Every age, every condition of life, young or old, male or female, bond or free, has a different virtue: Do you observe, Meno, that I am not teaching the boy anything, but only asking him questions; and now he fancies that he knows how long a line is necessary in order to produce a figure of eight square feet; does he not?
Then you have never met Gorgias when he was at Athens? You certainly are not alone. You have my answer, and if I am wrong, your business is to take up the argument and refute me. Well, Socrates, and is not the argument sound? Some things I have said of which I am not altogether confident.
In these elegiac verses: But when they are bound, in the first place, they have the nature of knowledge; and, in the second place, they are abiding.
And did you not think that he knew? Socrates proceeds on the hypothesis that virtue is knowledge, and it is quickly agreed that, if this is true, virtue is teachable. I do not understand. Meno proposes a number of possible definitions. What you are saying, Socrates, seems to be very like the truth.
But I cannot believe, Socrates, that there are no good men: There are some who think that the evils will do them good, and others who know that they will do them harm.
Socrates answers by reminding Meno that Meno's own countrymen, the Thessalians, have recently gained a reputation for wisdom, due chiefly to the rising fame of Gorgias a Sophist teacher.
While Plato spent his time pontificating about the existence of an unseen realm, Aristotle had his feet firmly planted on the ground.
For how can we know know how to attain virtue if we do not know adequately what virtue is. He reminds Meno that previously they said that in order for a man to be profitable and good, he must have knowledge.
Now, to whom should he go in order that he may learn this virtue? I am certain that if you were to ask any Athenian whether virtue was natural or acquired, he would laugh in your face, and say: If virtue was wisdom [or knowledge], then, as we thought, it was taught?
By the end of the dialogue, the participants which include Anytus, who enters toward the end and has a minor role have arrived at the classic state of Socratic aporia--they still do not know what virtue is, but at least they now know that they do not know.
Yes, Meno; but a principle which has any soundness should stand firm not only just now, but always.
And in supposing that they will be useful only if they are true guides to us of action-there we were also right? No, indeed; there would be small reason in that. And the space of four feet is made from this half line?
Indeed, Socrates, I protest that I had no such intention.
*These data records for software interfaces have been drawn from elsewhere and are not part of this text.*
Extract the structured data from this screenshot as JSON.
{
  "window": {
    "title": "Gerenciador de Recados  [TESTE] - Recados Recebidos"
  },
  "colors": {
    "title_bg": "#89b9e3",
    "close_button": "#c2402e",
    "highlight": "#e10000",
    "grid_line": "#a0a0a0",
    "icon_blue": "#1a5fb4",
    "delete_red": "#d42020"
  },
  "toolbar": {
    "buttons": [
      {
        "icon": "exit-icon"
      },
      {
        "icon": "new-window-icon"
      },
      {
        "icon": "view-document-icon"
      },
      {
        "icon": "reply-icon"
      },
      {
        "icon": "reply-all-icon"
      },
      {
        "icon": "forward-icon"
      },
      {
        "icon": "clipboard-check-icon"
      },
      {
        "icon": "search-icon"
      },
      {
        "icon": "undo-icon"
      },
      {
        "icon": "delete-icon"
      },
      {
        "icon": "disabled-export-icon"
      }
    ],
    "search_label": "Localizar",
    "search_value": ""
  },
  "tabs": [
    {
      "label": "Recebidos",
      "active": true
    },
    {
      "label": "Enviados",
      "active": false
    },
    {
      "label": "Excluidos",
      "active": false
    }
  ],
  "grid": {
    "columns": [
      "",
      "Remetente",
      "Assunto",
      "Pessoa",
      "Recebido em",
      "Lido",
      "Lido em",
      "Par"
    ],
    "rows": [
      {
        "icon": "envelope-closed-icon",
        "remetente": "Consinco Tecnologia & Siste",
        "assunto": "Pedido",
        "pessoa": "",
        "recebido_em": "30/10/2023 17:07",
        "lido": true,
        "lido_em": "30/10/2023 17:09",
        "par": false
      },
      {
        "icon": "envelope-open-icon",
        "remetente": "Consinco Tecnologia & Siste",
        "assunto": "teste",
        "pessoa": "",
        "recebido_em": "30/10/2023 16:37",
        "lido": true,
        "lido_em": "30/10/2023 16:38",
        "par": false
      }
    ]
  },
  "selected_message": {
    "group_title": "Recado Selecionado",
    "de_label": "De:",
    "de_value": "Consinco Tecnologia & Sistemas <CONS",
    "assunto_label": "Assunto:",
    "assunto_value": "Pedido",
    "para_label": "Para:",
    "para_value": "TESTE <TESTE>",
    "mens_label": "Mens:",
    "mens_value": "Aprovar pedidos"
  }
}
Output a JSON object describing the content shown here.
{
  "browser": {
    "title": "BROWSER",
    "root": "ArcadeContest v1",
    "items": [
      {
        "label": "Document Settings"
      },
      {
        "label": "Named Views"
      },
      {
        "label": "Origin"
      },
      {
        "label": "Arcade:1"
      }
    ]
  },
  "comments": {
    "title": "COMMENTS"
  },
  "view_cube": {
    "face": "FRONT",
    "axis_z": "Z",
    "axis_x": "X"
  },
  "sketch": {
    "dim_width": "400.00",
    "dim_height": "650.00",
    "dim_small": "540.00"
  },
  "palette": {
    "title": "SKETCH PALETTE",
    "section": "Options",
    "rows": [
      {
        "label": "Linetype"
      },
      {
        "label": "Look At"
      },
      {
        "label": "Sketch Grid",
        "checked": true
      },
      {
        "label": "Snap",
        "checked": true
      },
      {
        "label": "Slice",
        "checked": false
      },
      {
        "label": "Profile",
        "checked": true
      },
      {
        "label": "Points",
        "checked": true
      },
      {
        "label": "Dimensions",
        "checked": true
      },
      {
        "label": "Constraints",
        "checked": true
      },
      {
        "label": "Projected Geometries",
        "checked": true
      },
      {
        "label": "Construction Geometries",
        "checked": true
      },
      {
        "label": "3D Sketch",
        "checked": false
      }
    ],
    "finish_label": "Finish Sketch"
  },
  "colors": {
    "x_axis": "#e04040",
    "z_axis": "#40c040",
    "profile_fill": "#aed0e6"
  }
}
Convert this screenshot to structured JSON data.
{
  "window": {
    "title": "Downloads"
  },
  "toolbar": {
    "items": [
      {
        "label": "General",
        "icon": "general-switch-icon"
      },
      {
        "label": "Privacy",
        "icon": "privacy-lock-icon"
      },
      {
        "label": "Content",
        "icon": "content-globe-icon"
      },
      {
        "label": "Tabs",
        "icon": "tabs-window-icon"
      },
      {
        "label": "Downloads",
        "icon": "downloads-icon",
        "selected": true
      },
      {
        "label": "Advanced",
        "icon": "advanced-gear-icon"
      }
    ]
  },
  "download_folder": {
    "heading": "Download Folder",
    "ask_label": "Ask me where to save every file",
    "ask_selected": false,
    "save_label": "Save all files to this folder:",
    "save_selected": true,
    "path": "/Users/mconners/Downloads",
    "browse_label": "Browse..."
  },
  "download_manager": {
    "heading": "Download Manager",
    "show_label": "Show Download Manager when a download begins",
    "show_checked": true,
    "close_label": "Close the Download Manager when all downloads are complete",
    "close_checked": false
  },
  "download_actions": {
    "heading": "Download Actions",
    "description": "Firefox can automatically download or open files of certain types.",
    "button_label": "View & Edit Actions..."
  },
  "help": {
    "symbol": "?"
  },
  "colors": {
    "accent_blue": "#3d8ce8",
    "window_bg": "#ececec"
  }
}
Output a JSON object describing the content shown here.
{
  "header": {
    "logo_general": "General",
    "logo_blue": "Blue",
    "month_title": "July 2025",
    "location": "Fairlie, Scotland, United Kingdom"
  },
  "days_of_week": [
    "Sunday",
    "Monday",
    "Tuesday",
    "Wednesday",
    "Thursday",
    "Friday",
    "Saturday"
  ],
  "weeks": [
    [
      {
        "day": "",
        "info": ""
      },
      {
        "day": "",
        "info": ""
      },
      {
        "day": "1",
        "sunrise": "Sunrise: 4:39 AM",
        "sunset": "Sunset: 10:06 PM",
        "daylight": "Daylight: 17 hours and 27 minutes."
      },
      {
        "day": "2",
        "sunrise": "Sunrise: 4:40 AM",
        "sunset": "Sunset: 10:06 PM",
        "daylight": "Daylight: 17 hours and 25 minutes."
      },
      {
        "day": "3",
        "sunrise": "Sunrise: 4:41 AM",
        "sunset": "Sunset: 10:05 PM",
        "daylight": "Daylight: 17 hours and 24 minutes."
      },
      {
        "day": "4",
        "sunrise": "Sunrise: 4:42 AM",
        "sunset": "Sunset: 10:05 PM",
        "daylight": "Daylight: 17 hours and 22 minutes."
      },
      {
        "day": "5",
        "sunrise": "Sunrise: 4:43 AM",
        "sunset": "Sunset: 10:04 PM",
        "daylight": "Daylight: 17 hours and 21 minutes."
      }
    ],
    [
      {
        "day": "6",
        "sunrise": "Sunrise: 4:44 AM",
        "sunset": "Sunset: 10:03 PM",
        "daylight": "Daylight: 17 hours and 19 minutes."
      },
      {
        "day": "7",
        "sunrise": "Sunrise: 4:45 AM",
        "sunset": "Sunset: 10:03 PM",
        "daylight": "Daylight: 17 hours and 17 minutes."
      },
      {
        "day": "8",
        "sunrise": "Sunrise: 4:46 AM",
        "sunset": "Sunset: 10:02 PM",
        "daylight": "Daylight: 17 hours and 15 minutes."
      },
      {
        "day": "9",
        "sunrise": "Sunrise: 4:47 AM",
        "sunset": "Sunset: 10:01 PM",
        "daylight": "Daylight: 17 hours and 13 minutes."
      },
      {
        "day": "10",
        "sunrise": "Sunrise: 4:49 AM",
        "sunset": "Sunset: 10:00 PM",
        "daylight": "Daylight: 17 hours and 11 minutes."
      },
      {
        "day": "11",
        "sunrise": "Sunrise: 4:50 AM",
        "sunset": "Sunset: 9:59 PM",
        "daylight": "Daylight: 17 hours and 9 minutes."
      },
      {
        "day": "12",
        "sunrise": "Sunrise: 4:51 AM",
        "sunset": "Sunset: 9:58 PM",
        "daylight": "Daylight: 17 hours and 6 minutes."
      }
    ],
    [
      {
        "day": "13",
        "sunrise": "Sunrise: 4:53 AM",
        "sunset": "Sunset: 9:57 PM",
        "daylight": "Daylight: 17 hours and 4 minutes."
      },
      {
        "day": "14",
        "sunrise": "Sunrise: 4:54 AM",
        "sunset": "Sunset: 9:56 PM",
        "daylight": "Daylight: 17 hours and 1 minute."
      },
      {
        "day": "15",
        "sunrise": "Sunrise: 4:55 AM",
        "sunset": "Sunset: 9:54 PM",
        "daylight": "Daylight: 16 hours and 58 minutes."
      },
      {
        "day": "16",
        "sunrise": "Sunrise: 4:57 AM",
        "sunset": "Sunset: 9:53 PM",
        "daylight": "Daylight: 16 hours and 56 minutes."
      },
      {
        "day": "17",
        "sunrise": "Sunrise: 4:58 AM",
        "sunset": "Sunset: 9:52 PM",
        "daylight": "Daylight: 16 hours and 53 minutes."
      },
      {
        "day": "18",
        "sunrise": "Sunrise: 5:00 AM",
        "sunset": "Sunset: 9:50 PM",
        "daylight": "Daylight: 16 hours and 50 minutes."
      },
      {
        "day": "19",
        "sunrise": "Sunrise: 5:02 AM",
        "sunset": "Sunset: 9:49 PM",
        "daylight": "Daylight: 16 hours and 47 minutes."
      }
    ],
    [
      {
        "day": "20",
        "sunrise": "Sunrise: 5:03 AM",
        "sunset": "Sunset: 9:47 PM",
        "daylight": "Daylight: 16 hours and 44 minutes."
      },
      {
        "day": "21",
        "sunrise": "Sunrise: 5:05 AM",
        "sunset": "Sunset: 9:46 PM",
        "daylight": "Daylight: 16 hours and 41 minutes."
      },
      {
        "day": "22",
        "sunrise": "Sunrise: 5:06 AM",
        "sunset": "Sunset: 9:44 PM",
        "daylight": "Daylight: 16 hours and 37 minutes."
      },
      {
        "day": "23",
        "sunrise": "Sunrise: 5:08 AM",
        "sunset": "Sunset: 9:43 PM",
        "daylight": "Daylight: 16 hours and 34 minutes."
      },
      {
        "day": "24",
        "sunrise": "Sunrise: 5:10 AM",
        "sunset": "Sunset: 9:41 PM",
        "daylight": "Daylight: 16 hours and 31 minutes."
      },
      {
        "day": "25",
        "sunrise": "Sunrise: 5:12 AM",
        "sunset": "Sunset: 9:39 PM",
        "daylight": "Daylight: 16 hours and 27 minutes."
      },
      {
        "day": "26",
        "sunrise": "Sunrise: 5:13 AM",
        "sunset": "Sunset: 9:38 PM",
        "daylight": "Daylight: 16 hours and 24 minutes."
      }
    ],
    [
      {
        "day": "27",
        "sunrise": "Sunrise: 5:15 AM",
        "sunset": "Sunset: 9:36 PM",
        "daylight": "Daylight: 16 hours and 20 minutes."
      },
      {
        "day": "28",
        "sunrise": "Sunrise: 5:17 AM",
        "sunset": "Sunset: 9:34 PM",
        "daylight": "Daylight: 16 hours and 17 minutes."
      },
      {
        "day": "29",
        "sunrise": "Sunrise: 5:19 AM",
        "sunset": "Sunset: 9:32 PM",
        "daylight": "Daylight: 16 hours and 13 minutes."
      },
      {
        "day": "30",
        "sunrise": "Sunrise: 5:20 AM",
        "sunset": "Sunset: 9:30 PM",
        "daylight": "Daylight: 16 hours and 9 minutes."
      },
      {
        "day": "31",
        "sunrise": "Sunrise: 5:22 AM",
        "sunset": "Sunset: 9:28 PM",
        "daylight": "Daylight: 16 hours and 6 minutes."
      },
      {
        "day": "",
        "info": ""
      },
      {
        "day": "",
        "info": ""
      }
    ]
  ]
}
And he may well be in a rage, for he thinks, in the first place, that I am defaming these gentlemen; and in the second place, he is of opinion that he is one of them himself.
Suppose now that some one asked you the question which I asked before: Myles Burnyeat and others, however, have argued that the phrase aitias logismos refers to a practical working out of a solution, rather than a justification.
What do you say to this answer? He has been telling me, Anytus, that he desires to attain that kind of wisdom and-virtue by which men order the state or the house, and honour their parents, and know when to receive and when to send away citizens and strangers, as a good man should. Can we call those teachers who do not acknowledge the possibility of their own vocation?
The next question is, whether virtue is knowledge or of another species? Therefore the double line, boy, has given a space, not twice, but four times as much. But if he always possessed this knowledge he would always have known; or if he has acquired the knowledge he could not have acquired it in this life, unless he has been taught geometry; for he may be made to do the same with all geometry and every other branch of knowledge.
Quite right; and that is just what I am saying about virtue-that there are other virtues as well as justice. I can tell why you made a simile about me. Meno, however, is still somewhat unsure what Socrates is getting at.Plato reveals the views of Socrates on the query of whether virtue is knowledge and whether virtue may be taught in a number of dialogues, mainly in Meno.
In the dialogue, Socrates creates several differing arguments on virtue, which include the definition of virtue and questions on whether persons can attain it. Meno (/ ˈ m iː n oʊ /; Greek: Μένων, Menōn) is a Socratic dialogue written by cheri197.com appears to attempt to determine the definition of virtue, or arete, meaning virtue in general, rather than particular virtues, such as justice or cheri197.com first part of the work is written in the Socratic dialectical style and Meno is reduced to confusion or aporia.
Aug 27, · Summary of Meno for ED Table of Contents: - Meno – first step in an understanding of the educational project - What is virtue? - Prior. Meno: What Is Virtue? Aditya Venkataraman ID - Word count - ‘Can you tell me, Socrates, can virtue be taught?’, begins Meno, a beautiful and wealthy general, accustomed to giving grand answers to every question [76b].
Yet, within a few exchanges, he is. On the Teaching of Virtue in Plato’s Meno and the Nature of Philosophical Authority Abraham D.
Stone May 2, Abstract Socrates and Meno reach two diﬀerent conclusions: in the ﬁrst part of. Discussion of Virtue in Meno by Socrates Words Jan 28th, 3 Pages In the dialogue, Socrates creates several differing arguments on virtue, which include the definition of virtue and questions on whether persons can attain it.Download